State must address mental health issues

As a former mental health provider, I read with great interest the investigative News article on the structure of the mental health system. There are many variables that were left out of this article that should have been included.

Back in the late 1980s, the state withdrew from outpatient services because it was a cost-cutting move to decrease services to individuals who did not have the power to advocate for themselves. The state turned services over to non-profit companies that did not have to pay the high salaries and benefits provided to state employees.

In 1990, I made $24,000 with no pension despite being a licensed clinician with a master’s degree. Three years ago, I was offered a job at a local agency making $32,000 a year with no pension plan despite having almost 20 years of experience.

Local mental health agencies often have to “overbook” to make their units of service survive, and any increase in salary is based on productivity. The end result is high burnout for experienced clinicians. With budgets stretched, it is far more popular to allocate funds toward “more favorable services” versus individuals who are mentally ill.

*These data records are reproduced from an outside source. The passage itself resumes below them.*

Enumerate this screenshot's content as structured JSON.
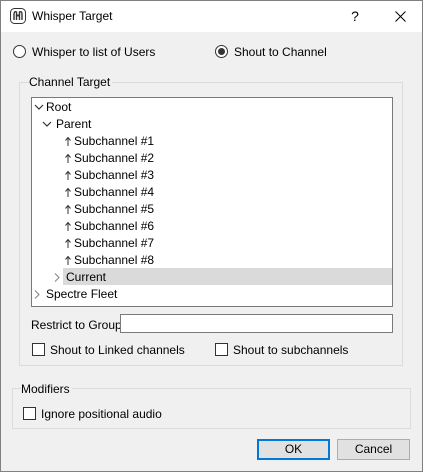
{
  "window": {
    "title": "Whisper Target",
    "help_label": "?",
    "close_icon": "close-icon"
  },
  "mode": {
    "users_label": "Whisper to list of Users",
    "channel_label": "Shout to Channel",
    "selected": "channel"
  },
  "channel_target": {
    "title": "Channel Target",
    "tree": [
      {
        "label": "Root",
        "depth": 0,
        "arrow": "down"
      },
      {
        "label": "Parent",
        "depth": 1,
        "arrow": "down"
      },
      {
        "label": "Subchannel #1",
        "depth": 2,
        "arrow": "up-icon"
      },
      {
        "label": "Subchannel #2",
        "depth": 2,
        "arrow": "up-icon"
      },
      {
        "label": "Subchannel #3",
        "depth": 2,
        "arrow": "up-icon"
      },
      {
        "label": "Subchannel #4",
        "depth": 2,
        "arrow": "up-icon"
      },
      {
        "label": "Subchannel #5",
        "depth": 2,
        "arrow": "up-icon"
      },
      {
        "label": "Subchannel #6",
        "depth": 2,
        "arrow": "up-icon"
      },
      {
        "label": "Subchannel #7",
        "depth": 2,
        "arrow": "up-icon"
      },
      {
        "label": "Subchannel #8",
        "depth": 2,
        "arrow": "up-icon"
      },
      {
        "label": "Current",
        "depth": 2,
        "arrow": "right",
        "selected": true
      },
      {
        "label": "Spectre Fleet",
        "depth": 0,
        "arrow": "right"
      }
    ],
    "restrict_label": "Restrict to Group",
    "restrict_value": "",
    "linked_label": "Shout to Linked channels",
    "linked_checked": false,
    "subchannels_label": "Shout to subchannels",
    "subchannels_checked": false
  },
  "modifiers": {
    "title": "Modifiers",
    "positional_label": "Ignore positional audio",
    "positional_checked": false
  },
  "buttons": {
    "ok": "OK",
    "cancel": "Cancel"
  }
}
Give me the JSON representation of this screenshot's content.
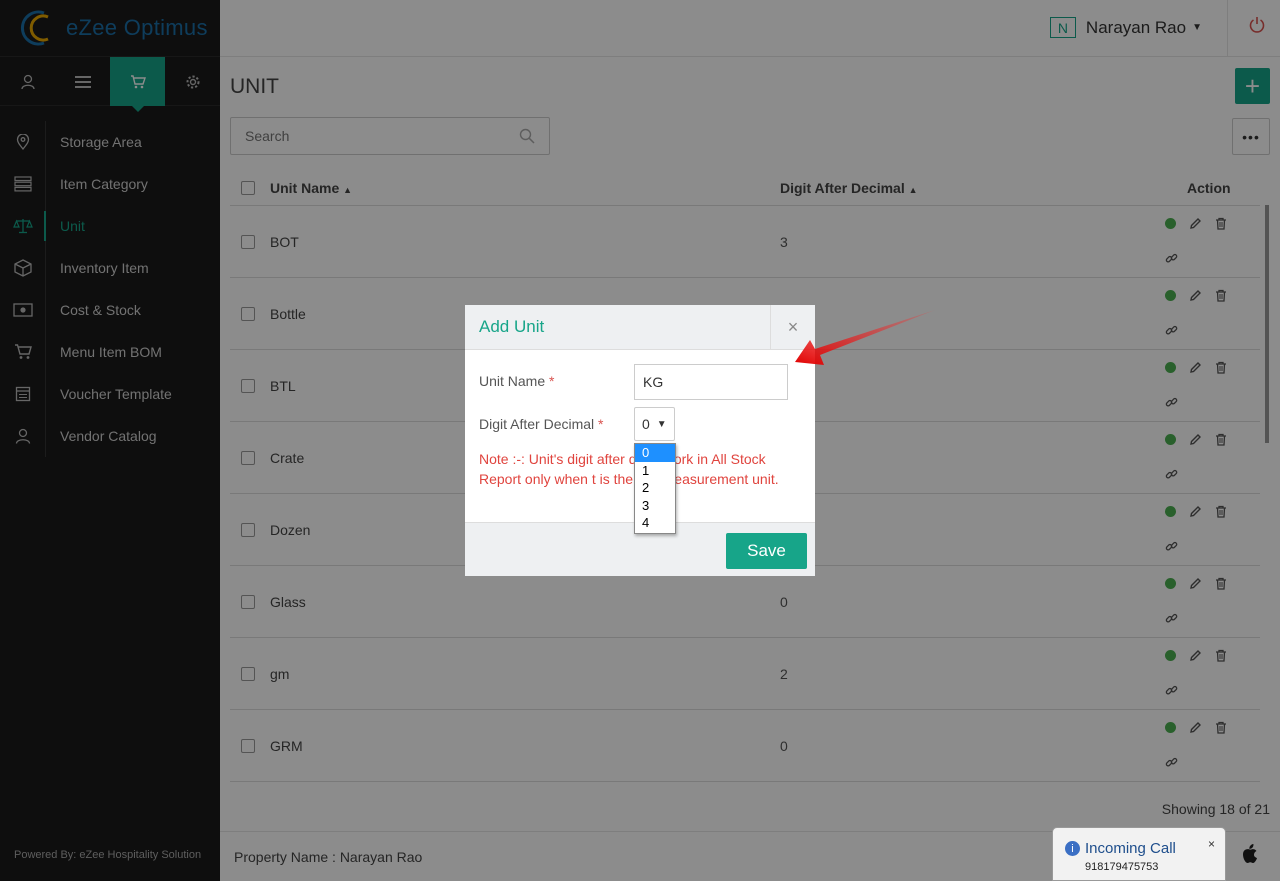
{
  "app": {
    "title": "eZee Optimus",
    "powered_by": "Powered By: eZee Hospitality Solution"
  },
  "sidebar": {
    "tabs": [
      {
        "icon": "user-icon"
      },
      {
        "icon": "menu-icon"
      },
      {
        "icon": "cart-icon",
        "active": true
      },
      {
        "icon": "gear-icon"
      }
    ],
    "items": [
      {
        "label": "Storage Area",
        "icon": "map-pin-icon"
      },
      {
        "label": "Item Category",
        "icon": "list-icon"
      },
      {
        "label": "Unit",
        "icon": "scale-icon",
        "active": true
      },
      {
        "label": "Inventory Item",
        "icon": "box-icon"
      },
      {
        "label": "Cost & Stock",
        "icon": "money-icon"
      },
      {
        "label": "Menu Item BOM",
        "icon": "cart-icon"
      },
      {
        "label": "Voucher Template",
        "icon": "voucher-icon"
      },
      {
        "label": "Vendor Catalog",
        "icon": "vendor-icon"
      }
    ]
  },
  "header": {
    "user_initial": "N",
    "user_name": "Narayan Rao"
  },
  "page": {
    "title": "UNIT",
    "add_label": "+",
    "more_label": "•••",
    "search_placeholder": "Search",
    "showing": "Showing 18 of 21",
    "property": "Property Name : Narayan Rao"
  },
  "table": {
    "columns": {
      "name": "Unit Name",
      "digit": "Digit After Decimal",
      "action": "Action"
    },
    "rows": [
      {
        "name": "BOT",
        "digit": "3"
      },
      {
        "name": "Bottle",
        "digit": ""
      },
      {
        "name": "BTL",
        "digit": ""
      },
      {
        "name": "Crate",
        "digit": ""
      },
      {
        "name": "Dozen",
        "digit": ""
      },
      {
        "name": "Glass",
        "digit": "0"
      },
      {
        "name": "gm",
        "digit": "2"
      },
      {
        "name": "GRM",
        "digit": "0"
      }
    ]
  },
  "modal": {
    "title": "Add Unit",
    "close": "×",
    "unit_name_label": "Unit Name",
    "unit_name_value": "KG",
    "digit_label": "Digit After Decimal",
    "required": "*",
    "digit_value": "0",
    "digit_options": [
      "0",
      "1",
      "2",
      "3",
      "4"
    ],
    "note": "Note :-: Unit's digit after d          will work in All Stock Report only when t          is the last measurement unit.",
    "save_label": "Save"
  },
  "call": {
    "title": "Incoming Call",
    "number": "918179475753",
    "close": "×"
  },
  "colors": {
    "accent": "#17a589",
    "danger": "#d9534f",
    "sidebar": "#1a1a1a"
  }
}
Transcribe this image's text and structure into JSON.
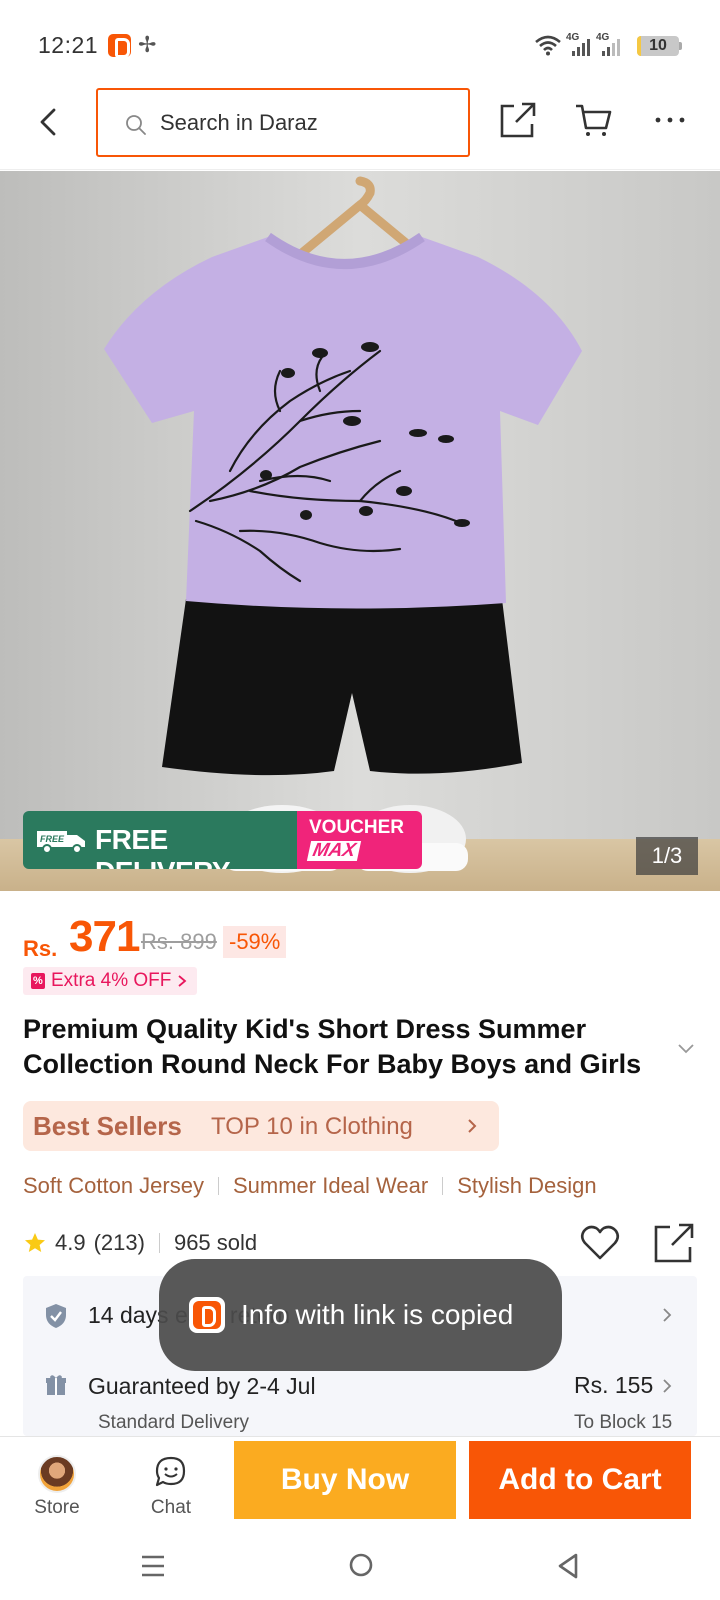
{
  "status_bar": {
    "time": "12:21",
    "network_1": "4G",
    "network_2": "4G",
    "battery": "10",
    "battery_level": 0.1,
    "icons": [
      "daraz-app-icon",
      "pinwheel-icon",
      "wifi-icon",
      "signal-icon",
      "signal-icon",
      "battery-icon"
    ]
  },
  "header": {
    "search_placeholder": "Search in Daraz",
    "icons": [
      "back-arrow-icon",
      "search-icon",
      "share-icon",
      "cart-icon",
      "more-dots-icon"
    ]
  },
  "gallery": {
    "counter": "1/3",
    "promo": {
      "free_badge": "FREE",
      "free_delivery": "FREE DELIVERY",
      "voucher_line1": "VOUCHER",
      "voucher_line2": "MAX"
    }
  },
  "product": {
    "currency": "Rs.",
    "price": "371",
    "original_price": "Rs. 899",
    "discount": "-59%",
    "extra_off": "Extra 4% OFF",
    "title": "Premium Quality Kid's Short Dress Summer Collection Round Neck For Baby Boys and Girls",
    "best_sellers_label": "Best Sellers",
    "best_sellers_text": "TOP 10 in Clothing",
    "features": [
      "Soft Cotton Jersey",
      "Summer Ideal Wear",
      "Stylish Design"
    ],
    "rating": "4.9",
    "reviews": "(213)",
    "sold": "965 sold"
  },
  "service": {
    "returns": "14 days easy return",
    "delivery": "Guaranteed by 2-4 Jul",
    "delivery_type": "Standard Delivery",
    "delivery_price": "Rs. 155",
    "delivery_location": "To Block 15"
  },
  "toast": {
    "message": "Info with link is copied"
  },
  "bottom_bar": {
    "store_label": "Store",
    "chat_label": "Chat",
    "buy_now": "Buy Now",
    "add_to_cart": "Add to Cart"
  },
  "colors": {
    "brand_orange": "#f85606",
    "buy_now_yellow": "#fbab20",
    "voucher_pink": "#f0247a",
    "free_delivery_green": "#2b7a5e"
  }
}
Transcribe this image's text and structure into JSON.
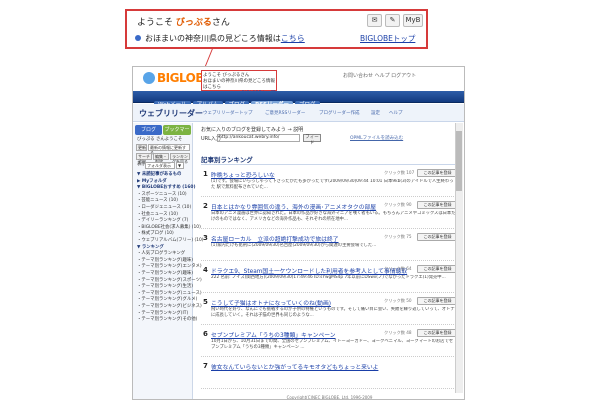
{
  "callout": {
    "greeting_prefix": "ようこそ ",
    "user": "びっぷる",
    "greeting_suffix": "さん",
    "btn_mail": "✉",
    "btn_note": "✎",
    "btn_my": "MyB",
    "info_prefix": "おほまいの神奈川県の見どころ情報は",
    "info_link": "こちら",
    "top_link": "BIGLOBEトップ"
  },
  "header": {
    "logo": "BIGLOBE",
    "links": "お問い合わせ   ヘルプ   ログアウト",
    "mini_line1": "ようこそ びっぷるさん",
    "mini_line2": "おほまいの神奈川県の見どころ情報はこちら",
    "mini_line3": "BIGLOBEトップ"
  },
  "nav": {
    "tabs": [
      "Webメール",
      "アルバム",
      "ブログ",
      "RSSリーダー",
      "ブログ"
    ],
    "active_index": 3
  },
  "section": {
    "title": "ウェブリリーダー",
    "links": [
      "ウェブリリーダートップ",
      "ご意見RSSリーダー",
      "ブログリーダー作成",
      "設定",
      "ヘルプ"
    ]
  },
  "sidebar": {
    "btn_blog": "ブログ",
    "btn_bookmark": "ブックマーク",
    "user": "びっぷる さんようこそ",
    "btn_update": "更新",
    "update_note": "最新の情報に更新する",
    "btn_search": "サーチ追加",
    "btn_edit": "編集・削除",
    "btn_rank": "ランキングを見る",
    "show_label": "表示",
    "show_value": "フォルダ表示",
    "show_go": "▼",
    "rows": [
      {
        "text": "▼ 未読記事があるもの",
        "head": true
      },
      {
        "text": "▶ Myフォルダ",
        "head": true
      },
      {
        "text": "▼ BIGLOBEおすすめ (160)",
        "head": true
      },
      {
        "text": "  ・スポーツニュース (10)",
        "head": false
      },
      {
        "text": "  ・芸能ニュース (10)",
        "head": false
      },
      {
        "text": "  ・ローダジェニュース (10)",
        "head": false
      },
      {
        "text": "  ・社会ニュース (10)",
        "head": false
      },
      {
        "text": "  ・デイリーランキング (7)",
        "head": false
      },
      {
        "text": "  ・BIGLOBE社会(求人募集) (10)",
        "head": false
      },
      {
        "text": "  ・株式ブログ (10)",
        "head": false
      },
      {
        "text": "  ・ウェブリアルバム(フリー) (10)",
        "head": false
      },
      {
        "text": "▼ ランキング",
        "head": true
      },
      {
        "text": "  ・人気ブログランキング",
        "head": false
      },
      {
        "text": "  ・テーマ別ランキング(趣味)",
        "head": false
      },
      {
        "text": "  ・テーマ別ランキング(エンタメ)",
        "head": false
      },
      {
        "text": "  ・テーマ別ランキング(趣味)",
        "head": false
      },
      {
        "text": "  ・テーマ別ランキング(スポーツ)",
        "head": false
      },
      {
        "text": "  ・テーマ別ランキング(生活)",
        "head": false
      },
      {
        "text": "  ・テーマ別ランキング(ニュース)",
        "head": false
      },
      {
        "text": "  ・テーマ別ランキング(グルメ)",
        "head": false
      },
      {
        "text": "  ・テーマ別ランキング(ビジネス)",
        "head": false
      },
      {
        "text": "  ・テーマ別ランキング(IT)",
        "head": false
      },
      {
        "text": "  ・テーマ別ランキング(その他)",
        "head": false
      }
    ]
  },
  "main": {
    "intro": "お気に入りのブログを登録してみよう → 説明",
    "url_label": "URL入力",
    "url_value": "http://ankoucat.webry.info/",
    "submit": "フィード",
    "opml": "OPMLファイルを読み込む",
    "rank_title": "記事別ランキング",
    "entries": [
      {
        "num": "1",
        "title": "昨晩ちょっと恐ろしいな",
        "clicks": "クリック数 107",
        "reg": "この記事を登録",
        "desc": "(1)です。会場にいらっしゃって下さったかたも多かったです(2009/09/30)09:44 10:01 日本9kb(3)のアイドルで人生終わった 駅で無料配布されていた..."
      },
      {
        "num": "2",
        "title": "日本とはかなり雰囲気の違う、海外の漫画･アニメオタクの部屋",
        "clicks": "クリック数 90",
        "reg": "この記事を登録",
        "desc": "日本のアニメ漫画は世界に認知された。日本の作品が好きな海外マニアを嘆く者もいる。もちろんアニメやコミックスは日本だけのものではなく、アメリカなどの海外作品も、それぞれの所在地中..."
      },
      {
        "num": "3",
        "title": "名古屋ローカル　立派の超絶打撃成功で旅は終了",
        "clicks": "クリック数 75",
        "reg": "この記事を登録",
        "desc": "(1)家内たけも処刑に(2009/09/30)名古屋(2009/09/30)から関連の主要会場でした..."
      },
      {
        "num": "4",
        "title": "ドラクエ9、Steam国土一ケウンロードした利用者を参考人として事情聴取",
        "clicks": "クリック数 64",
        "reg": "この記事を登録",
        "desc": "222 名前: ノイズ(関西地方)(2009/09/30)17:49:46 ID:sYwgMS4p 7年以前にDSwii(ノ)でなかったドラクエ(1)発売中..."
      },
      {
        "num": "5",
        "title": "こうして子猫はオトナになっていくのね(動画)",
        "clicks": "クリック数 50",
        "reg": "この記事を登録",
        "desc": "飛い時代を好り、なんにでも挑戦するのが子供の特権というものです。そして痛い目に会い、失敗を繰り返していって、オトナに成長していく。それは子猫の世界も同じのような..."
      },
      {
        "num": "6",
        "title": "セブンプレミアム「うちの3種類」キャンペーン",
        "clicks": "クリック数 48",
        "reg": "この記事を登録",
        "desc": "10月1日から、10月31日までの間、全国のセブンプレミアム、イトーヨーカドー、ヨークベニマル、ヨークマートのお店でセブンプレミアム「うちの3種類」キャンペーン ..."
      },
      {
        "num": "7",
        "title": "彼女なんていらないとか強がってるキモオタどもちょっと来いよ",
        "clicks": "",
        "reg": "",
        "desc": ""
      }
    ]
  },
  "footer": "Copyright(C)NEC BIGLOBE, Ltd. 1996-2009"
}
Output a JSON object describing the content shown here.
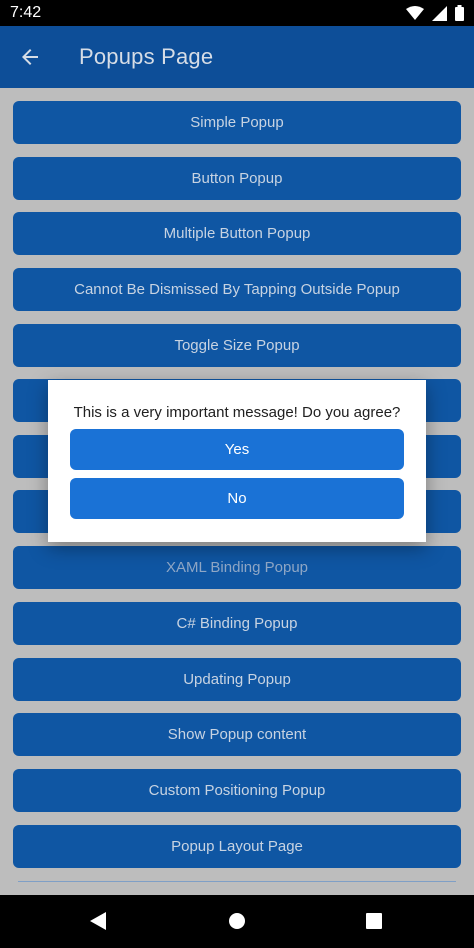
{
  "status_bar": {
    "time": "7:42",
    "icons": [
      "wifi-icon",
      "signal-icon",
      "battery-icon"
    ]
  },
  "app_bar": {
    "title": "Popups Page",
    "back_icon": "arrow-left-icon",
    "background": "#0d4e98"
  },
  "buttons": [
    {
      "label": "Simple Popup"
    },
    {
      "label": "Button Popup"
    },
    {
      "label": "Multiple Button Popup"
    },
    {
      "label": "Cannot Be Dismissed By Tapping Outside Popup"
    },
    {
      "label": "Toggle Size Popup"
    },
    {
      "label": ""
    },
    {
      "label": ""
    },
    {
      "label": ""
    },
    {
      "label": "XAML Binding Popup"
    },
    {
      "label": "C# Binding Popup"
    },
    {
      "label": "Updating Popup"
    },
    {
      "label": "Show Popup content"
    },
    {
      "label": "Custom Positioning Popup"
    },
    {
      "label": "Popup Layout Page"
    }
  ],
  "dialog": {
    "message": "This is a very important message! Do you agree?",
    "yes_label": "Yes",
    "no_label": "No",
    "accent": "#1a72d6"
  },
  "nav_bar": {
    "icons": [
      "back-triangle-icon",
      "home-circle-icon",
      "recents-square-icon"
    ]
  }
}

The problems expressed in this article are not new by any means, but thanks for bringing the issue to the front page of The Buffalo News.

Renee Muscato, BSN, LCSW-R